↓↓↓

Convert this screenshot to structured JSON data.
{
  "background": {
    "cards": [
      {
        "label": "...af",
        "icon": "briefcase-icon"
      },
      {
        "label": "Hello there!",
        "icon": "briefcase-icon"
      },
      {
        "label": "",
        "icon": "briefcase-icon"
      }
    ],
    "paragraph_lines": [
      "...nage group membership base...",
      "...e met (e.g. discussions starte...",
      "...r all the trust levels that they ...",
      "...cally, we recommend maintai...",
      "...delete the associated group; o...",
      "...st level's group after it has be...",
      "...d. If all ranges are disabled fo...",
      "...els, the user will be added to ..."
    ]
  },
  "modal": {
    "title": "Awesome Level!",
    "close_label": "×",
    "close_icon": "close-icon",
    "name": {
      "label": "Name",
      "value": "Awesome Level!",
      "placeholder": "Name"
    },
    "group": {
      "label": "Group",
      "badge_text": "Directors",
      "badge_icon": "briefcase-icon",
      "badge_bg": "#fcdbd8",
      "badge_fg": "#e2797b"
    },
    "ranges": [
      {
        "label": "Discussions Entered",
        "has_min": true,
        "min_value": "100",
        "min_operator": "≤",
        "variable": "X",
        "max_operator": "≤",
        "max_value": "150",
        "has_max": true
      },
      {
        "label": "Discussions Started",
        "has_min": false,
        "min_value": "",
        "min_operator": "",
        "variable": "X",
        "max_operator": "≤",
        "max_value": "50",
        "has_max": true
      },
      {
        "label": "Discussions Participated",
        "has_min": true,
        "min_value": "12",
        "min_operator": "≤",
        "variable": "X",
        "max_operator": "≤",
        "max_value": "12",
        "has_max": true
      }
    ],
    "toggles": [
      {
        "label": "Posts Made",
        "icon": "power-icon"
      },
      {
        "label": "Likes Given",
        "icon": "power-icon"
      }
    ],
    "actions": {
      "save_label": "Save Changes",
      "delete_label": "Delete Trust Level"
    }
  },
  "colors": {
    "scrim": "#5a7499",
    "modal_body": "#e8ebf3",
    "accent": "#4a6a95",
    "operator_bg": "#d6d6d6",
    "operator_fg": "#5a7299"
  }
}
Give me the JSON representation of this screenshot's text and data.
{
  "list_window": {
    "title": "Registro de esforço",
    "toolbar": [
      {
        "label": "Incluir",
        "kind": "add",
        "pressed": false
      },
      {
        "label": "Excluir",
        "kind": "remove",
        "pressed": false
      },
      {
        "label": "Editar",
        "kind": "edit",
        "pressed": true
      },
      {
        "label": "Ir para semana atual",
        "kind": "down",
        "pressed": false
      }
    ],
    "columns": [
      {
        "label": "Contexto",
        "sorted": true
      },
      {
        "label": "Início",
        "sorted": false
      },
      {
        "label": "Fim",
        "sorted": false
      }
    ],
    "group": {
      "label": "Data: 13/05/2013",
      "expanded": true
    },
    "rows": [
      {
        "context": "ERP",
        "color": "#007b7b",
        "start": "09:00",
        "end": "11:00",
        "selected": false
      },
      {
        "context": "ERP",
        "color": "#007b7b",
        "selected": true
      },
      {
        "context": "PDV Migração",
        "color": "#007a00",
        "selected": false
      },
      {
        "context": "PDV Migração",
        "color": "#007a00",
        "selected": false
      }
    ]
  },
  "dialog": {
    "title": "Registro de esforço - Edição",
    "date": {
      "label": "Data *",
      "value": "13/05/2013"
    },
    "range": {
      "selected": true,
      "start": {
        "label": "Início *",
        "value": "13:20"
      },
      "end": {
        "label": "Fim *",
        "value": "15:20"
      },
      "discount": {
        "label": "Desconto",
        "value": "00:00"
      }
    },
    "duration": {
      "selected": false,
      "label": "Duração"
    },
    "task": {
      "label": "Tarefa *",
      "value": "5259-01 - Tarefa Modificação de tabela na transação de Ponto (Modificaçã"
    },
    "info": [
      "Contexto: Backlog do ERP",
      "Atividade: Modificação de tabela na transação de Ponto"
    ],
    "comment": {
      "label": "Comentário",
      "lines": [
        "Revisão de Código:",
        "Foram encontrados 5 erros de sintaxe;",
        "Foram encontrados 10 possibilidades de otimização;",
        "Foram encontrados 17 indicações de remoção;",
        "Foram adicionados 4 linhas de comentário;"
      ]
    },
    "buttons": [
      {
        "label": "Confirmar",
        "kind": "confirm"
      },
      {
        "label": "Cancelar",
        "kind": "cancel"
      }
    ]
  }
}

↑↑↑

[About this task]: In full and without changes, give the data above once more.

[Solution to this problem]:
Convert this screenshot to structured JSON data.
{
  "background": {
    "cards": [
      {
        "label": "...af",
        "icon": "briefcase-icon"
      },
      {
        "label": "Hello there!",
        "icon": "briefcase-icon"
      },
      {
        "label": "",
        "icon": "briefcase-icon"
      }
    ],
    "paragraph_lines": [
      "...nage group membership base...",
      "...e met (e.g. discussions starte...",
      "...r all the trust levels that they ...",
      "...cally, we recommend maintai...",
      "...delete the associated group; o...",
      "...st level's group after it has be...",
      "...d. If all ranges are disabled fo...",
      "...els, the user will be added to ..."
    ]
  },
  "modal": {
    "title": "Awesome Level!",
    "close_label": "×",
    "close_icon": "close-icon",
    "name": {
      "label": "Name",
      "value": "Awesome Level!",
      "placeholder": "Name"
    },
    "group": {
      "label": "Group",
      "badge_text": "Directors",
      "badge_icon": "briefcase-icon",
      "badge_bg": "#fcdbd8",
      "badge_fg": "#e2797b"
    },
    "ranges": [
      {
        "label": "Discussions Entered",
        "has_min": true,
        "min_value": "100",
        "min_operator": "≤",
        "variable": "X",
        "max_operator": "≤",
        "max_value": "150",
        "has_max": true
      },
      {
        "label": "Discussions Started",
        "has_min": false,
        "min_value": "",
        "min_operator": "",
        "variable": "X",
        "max_operator": "≤",
        "max_value": "50",
        "has_max": true
      },
      {
        "label": "Discussions Participated",
        "has_min": true,
        "min_value": "12",
        "min_operator": "≤",
        "variable": "X",
        "max_operator": "≤",
        "max_value": "12",
        "has_max": true
      }
    ],
    "toggles": [
      {
        "label": "Posts Made",
        "icon": "power-icon"
      },
      {
        "label": "Likes Given",
        "icon": "power-icon"
      }
    ],
    "actions": {
      "save_label": "Save Changes",
      "delete_label": "Delete Trust Level"
    }
  },
  "colors": {
    "scrim": "#5a7499",
    "modal_body": "#e8ebf3",
    "accent": "#4a6a95",
    "operator_bg": "#d6d6d6",
    "operator_fg": "#5a7299"
  }
}
Give me the JSON representation of this screenshot's text and data.
{
  "list_window": {
    "title": "Registro de esforço",
    "toolbar": [
      {
        "label": "Incluir",
        "kind": "add",
        "pressed": false
      },
      {
        "label": "Excluir",
        "kind": "remove",
        "pressed": false
      },
      {
        "label": "Editar",
        "kind": "edit",
        "pressed": true
      },
      {
        "label": "Ir para semana atual",
        "kind": "down",
        "pressed": false
      }
    ],
    "columns": [
      {
        "label": "Contexto",
        "sorted": true
      },
      {
        "label": "Início",
        "sorted": false
      },
      {
        "label": "Fim",
        "sorted": false
      }
    ],
    "group": {
      "label": "Data: 13/05/2013",
      "expanded": true
    },
    "rows": [
      {
        "context": "ERP",
        "color": "#007b7b",
        "start": "09:00",
        "end": "11:00",
        "selected": false
      },
      {
        "context": "ERP",
        "color": "#007b7b",
        "selected": true
      },
      {
        "context": "PDV Migração",
        "color": "#007a00",
        "selected": false
      },
      {
        "context": "PDV Migração",
        "color": "#007a00",
        "selected": false
      }
    ]
  },
  "dialog": {
    "title": "Registro de esforço - Edição",
    "date": {
      "label": "Data *",
      "value": "13/05/2013"
    },
    "range": {
      "selected": true,
      "start": {
        "label": "Início *",
        "value": "13:20"
      },
      "end": {
        "label": "Fim *",
        "value": "15:20"
      },
      "discount": {
        "label": "Desconto",
        "value": "00:00"
      }
    },
    "duration": {
      "selected": false,
      "label": "Duração"
    },
    "task": {
      "label": "Tarefa *",
      "value": "5259-01 - Tarefa Modificação de tabela na transação de Ponto (Modificaçã"
    },
    "info": [
      "Contexto: Backlog do ERP",
      "Atividade: Modificação de tabela na transação de Ponto"
    ],
    "comment": {
      "label": "Comentário",
      "lines": [
        "Revisão de Código:",
        "Foram encontrados 5 erros de sintaxe;",
        "Foram encontrados 10 possibilidades de otimização;",
        "Foram encontrados 17 indicações de remoção;",
        "Foram adicionados 4 linhas de comentário;"
      ]
    },
    "buttons": [
      {
        "label": "Confirmar",
        "kind": "confirm"
      },
      {
        "label": "Cancelar",
        "kind": "cancel"
      }
    ]
  }
}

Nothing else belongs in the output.